The BlackBerry Playbook outsmarts other tablets when it comes to security. According to a recent report prepared by Context Information Security, while tablets are ideal for activities like creating and sharing content such as documents and presentations, they can be quite a challenge for organizations in terms of security. However, the BlackBerry Playbook definitely offers better security features compared to the likes of the iPad and Samsung Galaxy Tab.
Not only did BlackBerry establish itself earlier as a strong contender in terms of being resistant to cell phone monitoring software compared to smartphones of other lineage that were relatively more susceptible to mobile spy software, it offers the same advantage to itstablet users. The fact that it is covered by RIM’s core security software, as long as it is near (or rather tethered to) the user’s BB smartphone, makes it suitable choice for enterprise usage compared to other tablets since BlackBerry is famous for being a highly secure platform.
As it turns out, the iPad’s security system can be easily trespassed unless it was protected by a very strong passcode. Also, as impossible as it seemed to break into the iPad in its early days, hackers proved otherwise as time progressed and brought in jailbreaks for even these well protected tablets.
Samsung’s Galaxy Tab falls even far behind in the security race owing to its lack of a locked bootloader which would have allowed the data and applications on the to load securely upon being powered up.
While the BlackBerry Playbook works similarly to the iPad in terms of backing up data (i.e. by creating backup files in clear rather than encrypted text), its capability to make a distinction between work and personal data gives it an edge over the above mentioned two tablets. They are not specifically designed to target enterprise users in particular and offer no such feature to support both an individual’s work as well as personal activities while making a clear distinction between the two.
Besides being susceptible to new jailbreaks that eventually manage to find their way to even the latest versions of iOS, the iPad also suffers from weak disk encryption as iTunes is designed to store backup files in clear instead of encrypted text. This goes against the iPad when it comes to corporate use as this behavior of iTunes is certainly unacceptable considering the sensitive nature of corporate data.
Samsung’s Galaxy Tab’s missing locked bootloader further weakens its case in the security court, leading to weaker disk encryption since no checks and balances guard the tablet’s code. Even if data encryption is enabled, some nasty apps may still be able to store sensitive data on thetablet’s unencrypted SD card, according to context. These setbacks make Samsung’s Galaxy Tab a failing candidate for corporate use.
Making The Choice
Despite the obvious superiority that the BlackBerry Playbook holds over other tablets in terms of security, the iPad and Samsung’s Galaxy Tab still remain the most common preference for the workplace.

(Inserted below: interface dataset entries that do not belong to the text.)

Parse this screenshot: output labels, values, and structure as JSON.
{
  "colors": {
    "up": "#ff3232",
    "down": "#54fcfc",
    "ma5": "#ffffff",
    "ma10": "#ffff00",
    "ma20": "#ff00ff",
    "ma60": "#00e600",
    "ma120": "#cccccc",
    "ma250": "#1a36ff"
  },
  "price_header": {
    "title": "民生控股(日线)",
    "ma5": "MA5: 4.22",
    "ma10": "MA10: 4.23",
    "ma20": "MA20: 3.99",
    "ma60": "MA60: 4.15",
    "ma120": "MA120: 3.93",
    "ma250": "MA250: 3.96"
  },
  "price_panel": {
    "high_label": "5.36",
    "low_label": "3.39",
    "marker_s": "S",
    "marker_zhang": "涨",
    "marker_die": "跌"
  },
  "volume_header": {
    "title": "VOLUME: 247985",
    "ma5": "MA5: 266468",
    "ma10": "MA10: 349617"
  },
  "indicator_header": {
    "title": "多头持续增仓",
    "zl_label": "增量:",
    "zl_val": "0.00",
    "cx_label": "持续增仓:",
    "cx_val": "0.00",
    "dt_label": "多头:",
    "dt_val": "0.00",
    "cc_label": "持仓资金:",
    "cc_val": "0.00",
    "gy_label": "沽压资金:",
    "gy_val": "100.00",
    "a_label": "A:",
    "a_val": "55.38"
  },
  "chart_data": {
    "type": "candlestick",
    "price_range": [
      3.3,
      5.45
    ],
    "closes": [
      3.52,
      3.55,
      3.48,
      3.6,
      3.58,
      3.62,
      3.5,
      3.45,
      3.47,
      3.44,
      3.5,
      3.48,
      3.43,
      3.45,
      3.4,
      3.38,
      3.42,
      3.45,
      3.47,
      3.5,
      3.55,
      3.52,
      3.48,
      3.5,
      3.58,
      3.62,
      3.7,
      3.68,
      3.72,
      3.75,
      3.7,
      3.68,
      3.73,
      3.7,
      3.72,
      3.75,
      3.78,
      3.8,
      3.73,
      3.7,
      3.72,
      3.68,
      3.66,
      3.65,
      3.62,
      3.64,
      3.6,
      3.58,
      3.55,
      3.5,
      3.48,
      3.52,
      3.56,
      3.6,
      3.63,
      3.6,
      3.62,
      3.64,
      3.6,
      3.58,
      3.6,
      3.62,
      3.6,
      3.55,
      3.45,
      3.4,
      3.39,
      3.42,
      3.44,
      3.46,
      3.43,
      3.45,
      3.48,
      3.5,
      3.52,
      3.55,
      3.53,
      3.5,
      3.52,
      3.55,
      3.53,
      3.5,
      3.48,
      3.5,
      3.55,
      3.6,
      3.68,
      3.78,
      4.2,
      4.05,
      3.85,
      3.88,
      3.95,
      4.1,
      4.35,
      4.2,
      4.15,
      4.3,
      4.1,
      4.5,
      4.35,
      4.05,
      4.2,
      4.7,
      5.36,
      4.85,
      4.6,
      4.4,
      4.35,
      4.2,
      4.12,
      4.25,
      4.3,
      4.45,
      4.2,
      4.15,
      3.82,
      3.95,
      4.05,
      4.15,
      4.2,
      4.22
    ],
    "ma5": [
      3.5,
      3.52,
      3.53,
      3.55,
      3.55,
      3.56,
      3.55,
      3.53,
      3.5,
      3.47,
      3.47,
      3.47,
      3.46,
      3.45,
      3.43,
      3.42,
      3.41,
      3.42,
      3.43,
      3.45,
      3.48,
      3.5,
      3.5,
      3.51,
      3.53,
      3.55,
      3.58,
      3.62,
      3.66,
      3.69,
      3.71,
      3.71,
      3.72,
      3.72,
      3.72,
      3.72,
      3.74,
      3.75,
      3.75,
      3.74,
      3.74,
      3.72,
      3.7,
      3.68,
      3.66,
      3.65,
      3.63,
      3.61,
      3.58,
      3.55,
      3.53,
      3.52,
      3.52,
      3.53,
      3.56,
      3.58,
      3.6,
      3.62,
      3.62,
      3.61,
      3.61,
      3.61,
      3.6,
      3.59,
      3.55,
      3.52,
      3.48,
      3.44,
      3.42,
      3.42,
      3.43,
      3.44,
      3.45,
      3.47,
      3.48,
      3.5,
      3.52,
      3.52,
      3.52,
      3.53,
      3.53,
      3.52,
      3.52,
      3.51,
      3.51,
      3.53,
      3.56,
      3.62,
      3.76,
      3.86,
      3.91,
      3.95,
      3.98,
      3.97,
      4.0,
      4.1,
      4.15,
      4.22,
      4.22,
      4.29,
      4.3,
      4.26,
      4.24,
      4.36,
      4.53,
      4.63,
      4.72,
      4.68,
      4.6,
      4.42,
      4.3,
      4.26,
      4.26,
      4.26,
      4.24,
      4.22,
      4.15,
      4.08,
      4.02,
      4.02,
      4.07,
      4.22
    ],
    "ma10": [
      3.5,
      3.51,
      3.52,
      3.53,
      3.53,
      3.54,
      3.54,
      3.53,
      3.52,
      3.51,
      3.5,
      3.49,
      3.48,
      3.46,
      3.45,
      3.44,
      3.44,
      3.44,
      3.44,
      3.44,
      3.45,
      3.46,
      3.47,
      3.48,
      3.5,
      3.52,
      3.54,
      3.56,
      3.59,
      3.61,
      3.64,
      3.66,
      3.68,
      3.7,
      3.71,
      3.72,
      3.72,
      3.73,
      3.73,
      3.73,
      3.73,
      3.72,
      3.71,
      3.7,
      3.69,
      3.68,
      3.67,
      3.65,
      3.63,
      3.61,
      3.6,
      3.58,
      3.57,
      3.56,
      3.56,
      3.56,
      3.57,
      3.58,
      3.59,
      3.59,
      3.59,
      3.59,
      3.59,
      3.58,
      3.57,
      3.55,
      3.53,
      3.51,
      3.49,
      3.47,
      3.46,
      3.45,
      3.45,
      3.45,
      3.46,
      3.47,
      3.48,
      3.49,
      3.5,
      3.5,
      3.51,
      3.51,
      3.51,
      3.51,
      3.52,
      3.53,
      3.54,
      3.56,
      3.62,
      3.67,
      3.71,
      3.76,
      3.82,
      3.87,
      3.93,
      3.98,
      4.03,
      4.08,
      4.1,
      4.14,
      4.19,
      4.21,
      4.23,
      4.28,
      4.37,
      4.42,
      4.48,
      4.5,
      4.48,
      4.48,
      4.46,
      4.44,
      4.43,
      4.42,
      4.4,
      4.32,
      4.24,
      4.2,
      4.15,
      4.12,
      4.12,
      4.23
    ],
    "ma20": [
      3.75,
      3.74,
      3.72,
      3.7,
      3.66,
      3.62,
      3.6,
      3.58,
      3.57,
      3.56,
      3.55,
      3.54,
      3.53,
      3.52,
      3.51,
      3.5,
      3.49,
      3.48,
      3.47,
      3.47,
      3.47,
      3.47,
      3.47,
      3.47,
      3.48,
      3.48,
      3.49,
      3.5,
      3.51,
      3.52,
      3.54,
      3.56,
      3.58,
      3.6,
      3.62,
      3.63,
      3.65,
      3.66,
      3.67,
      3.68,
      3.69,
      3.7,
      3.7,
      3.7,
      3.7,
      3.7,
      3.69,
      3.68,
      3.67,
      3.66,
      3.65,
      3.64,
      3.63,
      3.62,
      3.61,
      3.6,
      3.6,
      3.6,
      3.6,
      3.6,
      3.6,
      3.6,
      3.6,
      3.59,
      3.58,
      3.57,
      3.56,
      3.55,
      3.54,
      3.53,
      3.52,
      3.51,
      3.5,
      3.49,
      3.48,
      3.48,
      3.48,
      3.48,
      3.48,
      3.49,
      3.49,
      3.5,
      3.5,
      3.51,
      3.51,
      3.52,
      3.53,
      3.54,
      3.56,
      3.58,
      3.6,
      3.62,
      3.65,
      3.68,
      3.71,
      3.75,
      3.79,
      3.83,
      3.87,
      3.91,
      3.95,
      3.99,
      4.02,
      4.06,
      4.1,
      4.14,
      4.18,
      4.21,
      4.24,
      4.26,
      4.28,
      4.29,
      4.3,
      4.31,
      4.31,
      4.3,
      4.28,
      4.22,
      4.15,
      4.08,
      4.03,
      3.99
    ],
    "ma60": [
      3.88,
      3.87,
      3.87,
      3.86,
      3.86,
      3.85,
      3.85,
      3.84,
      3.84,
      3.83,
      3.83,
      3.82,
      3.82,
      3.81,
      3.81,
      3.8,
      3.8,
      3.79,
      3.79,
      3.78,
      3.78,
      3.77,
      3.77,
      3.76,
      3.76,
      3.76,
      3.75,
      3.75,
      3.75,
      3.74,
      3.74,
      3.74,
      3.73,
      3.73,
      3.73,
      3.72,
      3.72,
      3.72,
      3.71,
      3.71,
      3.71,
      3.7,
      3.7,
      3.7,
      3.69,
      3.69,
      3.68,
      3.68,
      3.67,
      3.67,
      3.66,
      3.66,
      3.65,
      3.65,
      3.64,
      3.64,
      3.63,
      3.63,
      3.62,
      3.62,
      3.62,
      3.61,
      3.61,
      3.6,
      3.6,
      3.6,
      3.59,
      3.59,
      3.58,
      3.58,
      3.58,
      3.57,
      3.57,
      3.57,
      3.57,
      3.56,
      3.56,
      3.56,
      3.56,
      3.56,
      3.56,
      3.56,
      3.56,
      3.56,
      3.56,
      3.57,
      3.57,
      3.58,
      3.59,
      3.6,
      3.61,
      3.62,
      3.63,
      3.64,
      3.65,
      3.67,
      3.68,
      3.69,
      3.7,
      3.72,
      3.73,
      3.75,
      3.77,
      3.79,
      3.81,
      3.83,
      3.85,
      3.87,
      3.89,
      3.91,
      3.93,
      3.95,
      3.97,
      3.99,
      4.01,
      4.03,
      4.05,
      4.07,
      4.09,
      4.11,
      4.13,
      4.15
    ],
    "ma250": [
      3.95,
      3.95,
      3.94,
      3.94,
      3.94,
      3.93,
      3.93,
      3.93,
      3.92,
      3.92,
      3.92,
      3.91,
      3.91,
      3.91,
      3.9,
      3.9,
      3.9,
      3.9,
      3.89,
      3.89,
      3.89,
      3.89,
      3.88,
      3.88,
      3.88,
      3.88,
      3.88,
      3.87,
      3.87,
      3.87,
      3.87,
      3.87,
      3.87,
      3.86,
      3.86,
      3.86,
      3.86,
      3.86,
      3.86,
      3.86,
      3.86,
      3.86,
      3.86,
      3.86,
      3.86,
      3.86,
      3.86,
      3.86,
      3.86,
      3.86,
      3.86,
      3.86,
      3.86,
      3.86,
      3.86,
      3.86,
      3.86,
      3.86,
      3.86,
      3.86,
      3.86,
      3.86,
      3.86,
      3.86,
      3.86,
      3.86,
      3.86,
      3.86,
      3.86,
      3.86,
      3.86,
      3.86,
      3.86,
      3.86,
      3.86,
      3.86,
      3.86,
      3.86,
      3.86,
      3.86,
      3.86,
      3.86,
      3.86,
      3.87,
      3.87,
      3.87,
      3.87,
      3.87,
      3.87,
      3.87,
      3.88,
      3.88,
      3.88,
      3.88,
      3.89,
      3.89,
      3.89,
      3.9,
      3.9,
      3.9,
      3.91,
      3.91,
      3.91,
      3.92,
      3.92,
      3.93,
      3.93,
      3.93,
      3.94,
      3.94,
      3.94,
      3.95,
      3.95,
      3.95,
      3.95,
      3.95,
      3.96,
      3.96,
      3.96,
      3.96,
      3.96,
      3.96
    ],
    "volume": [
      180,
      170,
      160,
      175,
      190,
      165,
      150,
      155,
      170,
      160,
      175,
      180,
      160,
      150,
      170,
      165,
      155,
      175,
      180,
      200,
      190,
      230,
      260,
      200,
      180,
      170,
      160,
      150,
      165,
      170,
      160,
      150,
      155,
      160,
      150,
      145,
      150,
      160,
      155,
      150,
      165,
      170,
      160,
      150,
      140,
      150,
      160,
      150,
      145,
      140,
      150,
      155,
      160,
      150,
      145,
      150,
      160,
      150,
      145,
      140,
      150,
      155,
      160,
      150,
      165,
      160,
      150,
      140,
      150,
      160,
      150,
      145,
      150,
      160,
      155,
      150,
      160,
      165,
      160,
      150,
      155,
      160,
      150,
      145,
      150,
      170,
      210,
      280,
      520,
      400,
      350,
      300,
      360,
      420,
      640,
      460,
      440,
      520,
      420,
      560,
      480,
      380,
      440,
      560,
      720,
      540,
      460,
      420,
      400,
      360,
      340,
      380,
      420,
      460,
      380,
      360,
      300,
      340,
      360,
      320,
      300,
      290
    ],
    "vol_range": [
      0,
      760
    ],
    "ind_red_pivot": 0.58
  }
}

However, Android’s openness and Apple’s consumer-oriented approach has their tablets lagging far behind in the enterprise security race, whereas BlackBerry takes the lead.
Author Bio: James Clark is a leading name in the Tech industry. His comprehensive work in this field has given a boost to his recognition amongst readers as a specialist. His work is particularly appreciated by readers for its up-to-date information regarding Blackberry Spyware.